App and web page records
# # # # # # #
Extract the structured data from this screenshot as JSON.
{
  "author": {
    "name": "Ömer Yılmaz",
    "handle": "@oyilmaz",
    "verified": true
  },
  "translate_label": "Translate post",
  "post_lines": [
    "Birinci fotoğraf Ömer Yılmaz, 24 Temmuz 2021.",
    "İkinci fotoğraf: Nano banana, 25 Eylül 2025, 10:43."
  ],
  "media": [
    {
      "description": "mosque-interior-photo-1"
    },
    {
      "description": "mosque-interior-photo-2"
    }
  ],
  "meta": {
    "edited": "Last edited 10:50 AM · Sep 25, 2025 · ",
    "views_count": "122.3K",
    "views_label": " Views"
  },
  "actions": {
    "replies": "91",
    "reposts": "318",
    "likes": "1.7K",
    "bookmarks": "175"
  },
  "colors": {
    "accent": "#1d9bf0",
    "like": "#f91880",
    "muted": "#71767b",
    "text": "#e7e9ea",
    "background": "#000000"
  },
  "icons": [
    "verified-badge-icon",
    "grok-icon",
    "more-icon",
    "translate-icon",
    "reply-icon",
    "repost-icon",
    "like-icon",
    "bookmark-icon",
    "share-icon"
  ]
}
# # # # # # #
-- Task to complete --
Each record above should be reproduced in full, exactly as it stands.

-- Answer space --
Extract the structured data from this screenshot as JSON.
{
  "author": {
    "name": "Ömer Yılmaz",
    "handle": "@oyilmaz",
    "verified": true
  },
  "translate_label": "Translate post",
  "post_lines": [
    "Birinci fotoğraf Ömer Yılmaz, 24 Temmuz 2021.",
    "İkinci fotoğraf: Nano banana, 25 Eylül 2025, 10:43."
  ],
  "media": [
    {
      "description": "mosque-interior-photo-1"
    },
    {
      "description": "mosque-interior-photo-2"
    }
  ],
  "meta": {
    "edited": "Last edited 10:50 AM · Sep 25, 2025 · ",
    "views_count": "122.3K",
    "views_label": " Views"
  },
  "actions": {
    "replies": "91",
    "reposts": "318",
    "likes": "1.7K",
    "bookmarks": "175"
  },
  "colors": {
    "accent": "#1d9bf0",
    "like": "#f91880",
    "muted": "#71767b",
    "text": "#e7e9ea",
    "background": "#000000"
  },
  "icons": [
    "verified-badge-icon",
    "grok-icon",
    "more-icon",
    "translate-icon",
    "reply-icon",
    "repost-icon",
    "like-icon",
    "bookmark-icon",
    "share-icon"
  ]
}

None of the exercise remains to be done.